I'll probably split it up for printing, though I haven't yet decided exactly how I'll go about that. The most straightforward method is just to split it longitudinally and print it in two halves, but those wings are very long and I've started having occasional issues with taller models becoming detached from the print platen.

We shall see.

Test Print

I printed this with the model split longitudinally, which gave me good results with the wings and tail planes, but the layer lines are very apparent on the fuselage. A decent paint job could disguise some of that, but it really needs quite a bit of filling and sanding.

The figures at back are Battlefront 15mm desert Brits — 15mm is the scale I'd be using the model with, but I don't have any Fallschirmjager yet to go with the glider. The figures in front are a 10mm (1:150 scale) Bren team I printed in resin on my Mars Pro; they're much closer to being in scale with the glider.

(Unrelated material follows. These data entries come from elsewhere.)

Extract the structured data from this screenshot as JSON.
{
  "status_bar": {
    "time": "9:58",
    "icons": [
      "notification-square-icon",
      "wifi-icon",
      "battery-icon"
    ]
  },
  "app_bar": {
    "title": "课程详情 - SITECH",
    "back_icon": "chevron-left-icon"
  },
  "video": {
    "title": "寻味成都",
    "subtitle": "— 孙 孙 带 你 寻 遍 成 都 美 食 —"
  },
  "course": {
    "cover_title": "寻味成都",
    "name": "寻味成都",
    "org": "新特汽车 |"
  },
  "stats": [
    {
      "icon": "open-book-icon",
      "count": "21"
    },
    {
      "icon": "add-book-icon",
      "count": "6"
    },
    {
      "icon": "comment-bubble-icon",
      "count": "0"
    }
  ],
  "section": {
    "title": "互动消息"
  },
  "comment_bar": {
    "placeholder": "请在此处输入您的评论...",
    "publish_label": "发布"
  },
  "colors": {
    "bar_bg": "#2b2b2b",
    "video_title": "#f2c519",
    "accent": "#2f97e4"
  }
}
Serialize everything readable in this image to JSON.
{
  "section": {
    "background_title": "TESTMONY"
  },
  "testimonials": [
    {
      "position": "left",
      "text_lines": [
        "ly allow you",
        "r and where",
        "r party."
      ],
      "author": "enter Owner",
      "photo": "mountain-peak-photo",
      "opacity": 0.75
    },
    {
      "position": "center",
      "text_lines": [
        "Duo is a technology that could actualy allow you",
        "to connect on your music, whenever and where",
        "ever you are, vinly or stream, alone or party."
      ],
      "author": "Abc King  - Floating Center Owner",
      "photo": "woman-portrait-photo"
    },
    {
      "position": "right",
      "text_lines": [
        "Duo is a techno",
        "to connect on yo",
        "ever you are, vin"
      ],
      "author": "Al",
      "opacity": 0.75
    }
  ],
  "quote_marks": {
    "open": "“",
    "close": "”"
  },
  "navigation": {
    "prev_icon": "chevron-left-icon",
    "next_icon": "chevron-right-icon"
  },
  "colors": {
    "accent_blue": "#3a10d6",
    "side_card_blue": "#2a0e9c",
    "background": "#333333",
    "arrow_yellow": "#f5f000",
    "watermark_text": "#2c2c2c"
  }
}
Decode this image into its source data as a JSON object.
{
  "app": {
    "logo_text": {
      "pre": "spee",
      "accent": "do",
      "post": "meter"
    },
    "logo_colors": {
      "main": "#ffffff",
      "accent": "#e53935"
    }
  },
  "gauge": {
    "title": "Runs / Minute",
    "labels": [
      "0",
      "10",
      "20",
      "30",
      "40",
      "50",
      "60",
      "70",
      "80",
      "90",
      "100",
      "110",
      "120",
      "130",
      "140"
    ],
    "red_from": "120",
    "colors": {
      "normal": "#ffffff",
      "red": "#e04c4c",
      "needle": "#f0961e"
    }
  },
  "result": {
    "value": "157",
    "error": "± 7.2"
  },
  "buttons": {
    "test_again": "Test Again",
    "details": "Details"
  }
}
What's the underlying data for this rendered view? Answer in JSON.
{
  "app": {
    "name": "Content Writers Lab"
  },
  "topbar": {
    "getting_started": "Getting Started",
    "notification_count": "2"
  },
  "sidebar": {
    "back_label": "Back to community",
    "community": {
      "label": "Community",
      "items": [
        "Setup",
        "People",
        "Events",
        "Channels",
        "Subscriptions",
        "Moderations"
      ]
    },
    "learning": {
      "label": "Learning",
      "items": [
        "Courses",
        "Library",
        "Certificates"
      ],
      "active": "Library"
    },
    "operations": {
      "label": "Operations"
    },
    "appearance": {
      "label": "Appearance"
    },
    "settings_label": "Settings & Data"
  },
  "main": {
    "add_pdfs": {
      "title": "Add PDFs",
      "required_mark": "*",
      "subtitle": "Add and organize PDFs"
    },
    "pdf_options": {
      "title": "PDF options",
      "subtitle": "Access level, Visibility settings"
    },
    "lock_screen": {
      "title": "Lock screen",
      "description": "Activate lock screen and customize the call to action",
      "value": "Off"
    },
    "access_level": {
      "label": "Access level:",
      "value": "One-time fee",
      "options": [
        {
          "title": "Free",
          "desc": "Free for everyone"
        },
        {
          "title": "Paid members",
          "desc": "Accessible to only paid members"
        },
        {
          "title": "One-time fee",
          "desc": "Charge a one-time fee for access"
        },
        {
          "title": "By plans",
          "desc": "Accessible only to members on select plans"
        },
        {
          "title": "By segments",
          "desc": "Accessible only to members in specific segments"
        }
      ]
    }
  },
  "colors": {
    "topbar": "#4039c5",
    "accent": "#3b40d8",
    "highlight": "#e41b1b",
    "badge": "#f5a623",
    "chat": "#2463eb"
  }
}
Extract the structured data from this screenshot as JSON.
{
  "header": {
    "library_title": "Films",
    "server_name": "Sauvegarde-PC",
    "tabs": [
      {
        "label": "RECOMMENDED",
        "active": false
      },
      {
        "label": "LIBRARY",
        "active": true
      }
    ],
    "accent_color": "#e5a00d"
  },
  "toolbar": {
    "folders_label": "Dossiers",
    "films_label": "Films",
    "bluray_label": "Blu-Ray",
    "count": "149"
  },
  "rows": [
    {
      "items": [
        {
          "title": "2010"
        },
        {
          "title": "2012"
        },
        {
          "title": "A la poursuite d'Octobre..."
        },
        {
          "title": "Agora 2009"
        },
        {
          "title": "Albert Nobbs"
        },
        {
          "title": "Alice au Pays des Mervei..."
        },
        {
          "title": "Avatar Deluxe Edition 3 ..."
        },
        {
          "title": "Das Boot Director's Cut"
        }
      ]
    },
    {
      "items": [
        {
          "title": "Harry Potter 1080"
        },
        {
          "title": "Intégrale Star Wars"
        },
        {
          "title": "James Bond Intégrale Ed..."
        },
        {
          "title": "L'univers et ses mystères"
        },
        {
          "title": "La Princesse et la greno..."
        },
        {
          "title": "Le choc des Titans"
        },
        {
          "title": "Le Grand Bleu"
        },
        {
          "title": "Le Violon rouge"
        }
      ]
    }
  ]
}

Split version 1:
Straightforward, but printing artifacts on the fuselage are problematic.

Split version 2:
More faffing about with assembly, but smoother printing results overall.

I was struck by how tiny the DFS-230 was compared with the Horsa, or even the Hadrian/Waco. It carried just 9 men (plus the pilot), even with so few it was pretty cramped.

Saturday 10 June 2023

FDG Goblin King Kitbash


Fat Dragon Games recently had a Kickstarter for a whole heapin' helpin' of new STLs, among which is a tribe of diminutive goblinish critters.

Their king is provided with a throne, as shown here, but not with any option for him to actually sit on his throne.

So I got to work with the STLs and kitbashed one together.

I didn't change the king's pose much at all. I just cut his legs off, separated them and re-sited them.

I had to give him a new pair of knees and a new kirtle, but the most labour-intensive part of the process was in removing the remains of the old base from under his feet.

That became a lot easier after I discovered the box trim and lasso trim brushes in Blender's sculpt mode, but it was still something of a grind: my computer is five or six years at least out of date, and with a puny 16GB of RAM I had to be sure to save after each and every cut to be sure that I didn't lose too much in the event of an out-of-memory crash.

I printed the new king enthroned twice, once in resin, and once in FDM using Tom Tullis' latest miniatures profile for Cura 5.x and a 0.4mm nozzle (with tree supports added).

To be honest, there's not a lot to choose between them, and at tabletop distances I think most people would find it a challenge to distinguish them.

The resin model has better definition of his toes, but I think that's mainly because the FDM supports under his feet detached from the build plate, and the feet ended up having to print in mid-air. Considering that, I think they actually printed surprisingly well.